It is important to remember that some medicines that you can buy to treat colds or sinusitis contain other medicines as well. For example, some may contain paracetamol or ibuprofen and some contain alcohol. This is important if you are already taking paracetamol or ibuprofen to help the symptoms of your infection (for example, a high temperature). You may take too much paracetamol or ibuprofen (overdose) without realising. Taking too much paracetamol can damage your liver.
You should also not use these decongestants while you are taking a certain type of antidepressant called a monoamine-oxidase inhibitor (MAOI) and for two weeks after you stop it. This is because, when taken at the same time as an MAOI antidepressant, decongestants may cause very large increases in blood pressure.
What about side-effects?

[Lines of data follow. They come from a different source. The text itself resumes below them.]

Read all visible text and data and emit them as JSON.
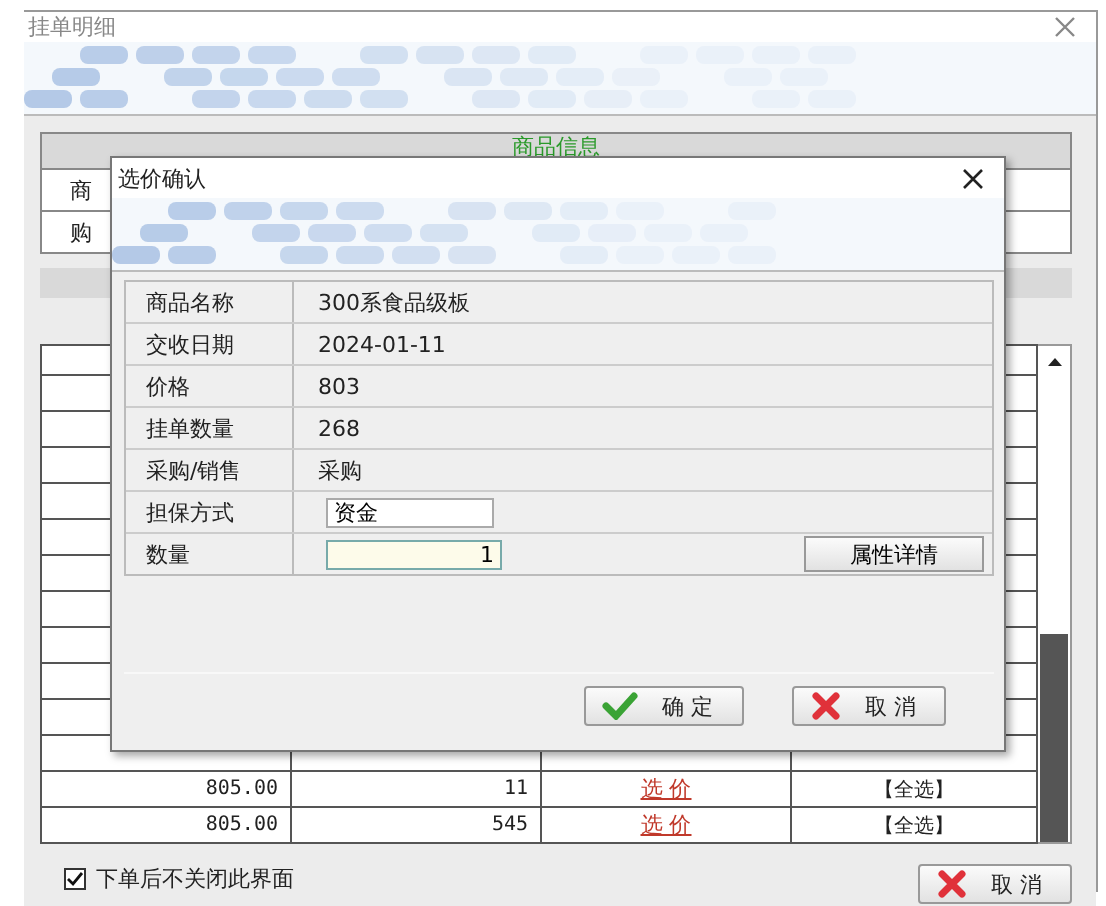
{
  "window": {
    "title": "挂单明细"
  },
  "product_info": {
    "header": "商品信息",
    "rows": [
      {
        "label": "商"
      },
      {
        "label": "购"
      }
    ]
  },
  "orders": {
    "rows": [
      {
        "price": "805.00",
        "quantity": "11",
        "action": "选 价",
        "select": "【全选】"
      },
      {
        "price": "805.00",
        "quantity": "545",
        "action": "选 价",
        "select": "【全选】"
      }
    ]
  },
  "keep_open": {
    "label": "下单后不关闭此界面",
    "checked": true
  },
  "cancel_button": "取 消",
  "dialog": {
    "title": "选价确认",
    "fields": [
      {
        "label": "商品名称",
        "value": "300系食品级板",
        "kind": "text"
      },
      {
        "label": "交收日期",
        "value": "2024-01-11",
        "kind": "text"
      },
      {
        "label": "价格",
        "value": "803",
        "kind": "text"
      },
      {
        "label": "挂单数量",
        "value": "268",
        "kind": "text"
      },
      {
        "label": "采购/销售",
        "value": "采购",
        "kind": "text"
      },
      {
        "label": "担保方式",
        "value": "资金",
        "kind": "input"
      },
      {
        "label": "数量",
        "value": "1",
        "kind": "number"
      }
    ],
    "details_button": "属性详情",
    "buttons": [
      {
        "label": "确 定",
        "kind": "confirm"
      },
      {
        "label": "取 消",
        "kind": "cancel"
      }
    ]
  }
}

Most people are able to take or use these medicines with very few, or no, side-effects. If side-effects do occur, they usually go away after a few days. Some people have reported nasal burning, irritation, and dryness after using decongestant nasal sprays and nose drops. Other side-effects that have been reported with nasal decongestants include feeling sick (nausea) and headache. Oral decongestants may cause anxiety, restlessness, problems with sleeping, and being aware of a fast or fluttering heartbeat.
See the leaflet that came with your medicines for more detailed information on the side-effects of these medicines.
Can I buy decongestants?
There are a large number of oral and nasal decongestants that you can buy from your local pharmacy or supermarket. They come in many different brand names.
Who cannot take decongestants?
Some people should avoid taking decongestants. This includes people who have:
- Heart problems.
- High blood pressure.
- Kidney problems.
- An overactive thyroid.
- Prostate problems.
- Depression and are taking an MAOI antidepressant.
See the leaflet that came with your medicines for more detailed information on who should avoid taking these medicines. If you are unsure whether these medicines are safe for you, always ask your pharmacist or doctor for advice.
How to use the Yellow Card Scheme
If you think you have had a side-effect to one of your medicines, you can report this on the Yellow Card Scheme. You can do this online at the following web address: www.mhra.gov.uk/yellowcard.
The Yellow Card Scheme is used to make pharmacists, doctors and nurses aware of any new side-effects that your medicines or any other healthcare products may have caused. If you wish to report a side-effect, you will need to provide basic information about:
- The side-effect.
- The name of the medicine which you think caused it.
- The person who had the side-effect.
- Your contact details as the reporter of the side-effect.
It is helpful if you have your medication and/or the leaflet that came with it with you while you fill out the report.
Further reading & references
- British National Formulary; NICE Evidence Services (UK access only)
- Sinusitis; NICE CKS, October 2013 (UK access only)
- Common Cold; NICE CKS, July 2015 (UK access only)
Disclaimer: This article is for information only and should not be used for the diagnosis or treatment of medical conditions. EMIS has used all reasonable care in compiling the information but makes no warranty as to its accuracy. Consult a doctor or other healthcare professional for diagnosis and treatment of medical conditions. For details see our conditions.
Dr Mary Harding
Prof Cathy Jackson